(Entries from a dataset of interfaces)
BEGIN

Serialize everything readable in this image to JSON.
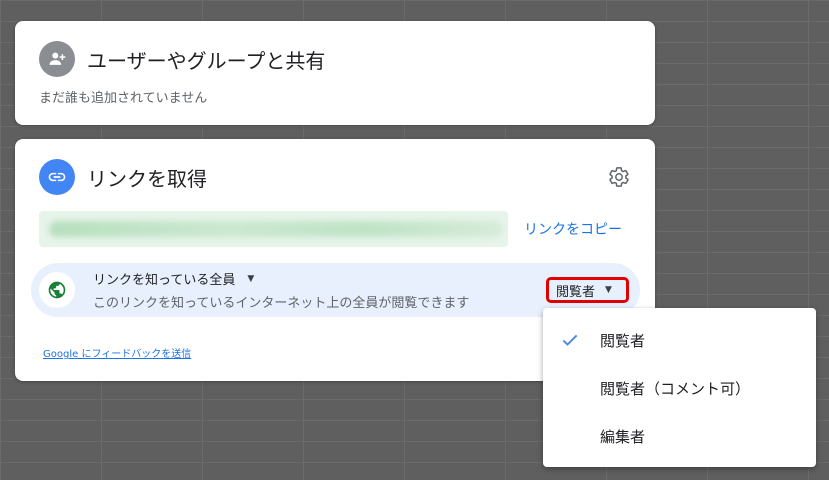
{
  "share": {
    "title": "ユーザーやグループと共有",
    "subtitle": "まだ誰も追加されていません",
    "icon": "add-person-icon"
  },
  "link": {
    "title": "リンクを取得",
    "icon": "link-icon",
    "settings_icon": "gear-icon",
    "copy_label": "リンクをコピー",
    "access": {
      "scope": "リンクを知っている全員",
      "description": "このリンクを知っているインターネット上の全員が閲覧できます",
      "role": "閲覧者",
      "icon": "globe-icon"
    },
    "feedback": "Google にフィードバックを送信"
  },
  "role_menu": {
    "items": [
      {
        "label": "閲覧者",
        "selected": true
      },
      {
        "label": "閲覧者（コメント可）",
        "selected": false
      },
      {
        "label": "編集者",
        "selected": false
      }
    ]
  },
  "colors": {
    "accent": "#1a73e8",
    "link_avatar": "#4285f4",
    "share_avatar": "#8a8d91",
    "access_row_bg": "#e8f0fe",
    "highlight_box": "#e00000",
    "url_field_bg": "#e6f4ea"
  }
}
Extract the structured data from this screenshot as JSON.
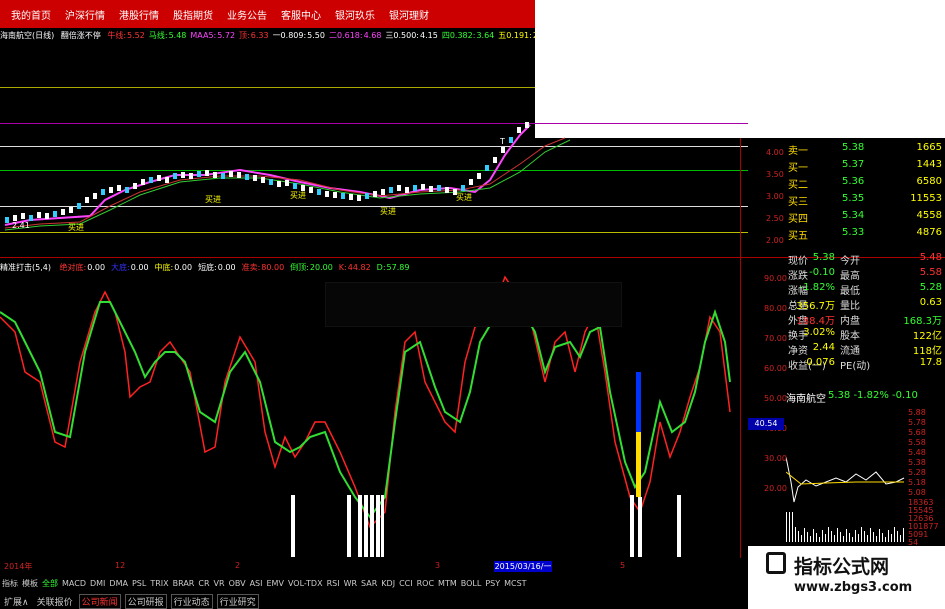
{
  "top_menu": [
    "我的首页",
    "沪深行情",
    "港股行情",
    "股指期货",
    "业务公告",
    "客服中心",
    "银河玖乐",
    "银河理财"
  ],
  "title_bar": {
    "stock": "海南航空(日线)",
    "sub": "翻倍涨不停",
    "items": [
      {
        "label": "牛线:",
        "value": "5.52",
        "color": "#ff3333"
      },
      {
        "label": "马线:",
        "value": "5.48",
        "color": "#33ff33"
      },
      {
        "label": "MAA5:",
        "value": "5.72",
        "color": "#ff44ff"
      },
      {
        "label": "顶:",
        "value": "6.33",
        "color": "#ff3333"
      },
      {
        "label": "一0.809:",
        "value": "5.50",
        "color": "#ffffff"
      },
      {
        "label": "二0.618:",
        "value": "4.68",
        "color": "#ff44ff"
      },
      {
        "label": "三0.500:",
        "value": "4.15",
        "color": "#ffffff"
      },
      {
        "label": "四0.382:",
        "value": "3.64",
        "color": "#33ff33"
      },
      {
        "label": "五0.191:",
        "value": "2.",
        "color": "#ffff00"
      }
    ]
  },
  "price_chart": {
    "low_label": "2.41",
    "buy_label": "买进",
    "t_label": "T",
    "y_ticks": [
      "4.00",
      "3.50",
      "3.00",
      "2.50",
      "2.00"
    ]
  },
  "quote_panel": {
    "orders": [
      {
        "label": "卖一",
        "price": "5.38",
        "vol": "1665"
      },
      {
        "label": "买一",
        "price": "5.37",
        "vol": "1443"
      },
      {
        "label": "买二",
        "price": "5.36",
        "vol": "6580"
      },
      {
        "label": "买三",
        "price": "5.35",
        "vol": "11553"
      },
      {
        "label": "买四",
        "price": "5.34",
        "vol": "4558"
      },
      {
        "label": "买五",
        "price": "5.33",
        "vol": "4876"
      }
    ],
    "stats": [
      {
        "l1": "现价",
        "v1": "5.38",
        "l2": "今开",
        "v2": "5.48",
        "c1": "#33ff33",
        "c2": "#ff3333"
      },
      {
        "l1": "涨跌",
        "v1": "-0.10",
        "l2": "最高",
        "v2": "5.58",
        "c1": "#33ff33",
        "c2": "#ff3333"
      },
      {
        "l1": "涨幅",
        "v1": "-1.82%",
        "l2": "最低",
        "v2": "5.28",
        "c1": "#33ff33",
        "c2": "#33ff33"
      },
      {
        "l1": "总量",
        "v1": "356.7万",
        "l2": "量比",
        "v2": "0.63",
        "c1": "#ffff00",
        "c2": "#ffff00"
      },
      {
        "l1": "外盘",
        "v1": "188.4万",
        "l2": "内盘",
        "v2": "168.3万",
        "c1": "#ff3333",
        "c2": "#33ff33"
      },
      {
        "l1": "换手",
        "v1": "3.02%",
        "l2": "股本",
        "v2": "122亿",
        "c1": "#ffff00",
        "c2": "#ffff00"
      },
      {
        "l1": "净资",
        "v1": "2.44",
        "l2": "流通",
        "v2": "118亿",
        "c1": "#ffff00",
        "c2": "#ffff00"
      },
      {
        "l1": "收益(一)",
        "v1": "0.076",
        "l2": "PE(动)",
        "v2": "17.8",
        "c1": "#ffff00",
        "c2": "#ffff00"
      }
    ],
    "mini_title": "海南航空",
    "mini_quote": "5.38 -1.82% -0.10",
    "mini_ticks": [
      "5.88",
      "5.78",
      "5.68",
      "5.58",
      "5.48",
      "5.38",
      "5.28",
      "5.18",
      "5.08"
    ],
    "mini_vol": [
      "18363",
      "15545",
      "12636",
      "101877",
      "5091",
      "54",
      "20"
    ]
  },
  "indicator": {
    "name": "精准打击(5,4)",
    "items": [
      {
        "label": "绝对底:",
        "value": "0.00",
        "color": "#ff3333"
      },
      {
        "label": "大底:",
        "value": "0.00",
        "color": "#3333ff"
      },
      {
        "label": "中底:",
        "value": "0.00",
        "color": "#ffff00"
      },
      {
        "label": "短底:",
        "value": "0.00",
        "color": "#ffffff"
      },
      {
        "label": "准卖:",
        "value": "80.00",
        "color": "#ff3333"
      },
      {
        "label": "倒顶:",
        "value": "20.00",
        "color": "#33ff33"
      },
      {
        "label": "K:",
        "value": "44.82",
        "color": "#ff3333"
      },
      {
        "label": "D:",
        "value": "57.89",
        "color": "#33ff33"
      }
    ],
    "y_ticks": [
      "90.00",
      "80.00",
      "70.00",
      "60.00",
      "50.00",
      "40.00",
      "30.00",
      "20.00",
      "10.00"
    ],
    "cursor_value": "40.54"
  },
  "date_axis": {
    "labels": [
      "2014年",
      "12",
      "2",
      "3",
      "4",
      "5"
    ],
    "cursor_date": "2015/03/16/一"
  },
  "bottom_tabs": [
    "指标",
    "模板",
    "全部",
    "MACD",
    "DMI",
    "DMA",
    "PSL",
    "TRIX",
    "BRAR",
    "CR",
    "VR",
    "OBV",
    "ASI",
    "EMV",
    "VOL-TDX",
    "RSI",
    "WR",
    "SAR",
    "KDJ",
    "CCI",
    "ROC",
    "MTM",
    "BOLL",
    "PSY",
    "MCST"
  ],
  "bottom_tabs2": [
    "扩展∧",
    "关联报价",
    "公司新闻",
    "公司研报",
    "行业动态",
    "行业研究"
  ],
  "watermark": {
    "title": "指标公式网",
    "url": "www.zbgs3.com"
  }
}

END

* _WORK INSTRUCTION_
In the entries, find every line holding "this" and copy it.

* _TASK RESULT_
Serialize everything readable in this image to JSON.
Extract the structured data from this screenshot as JSON.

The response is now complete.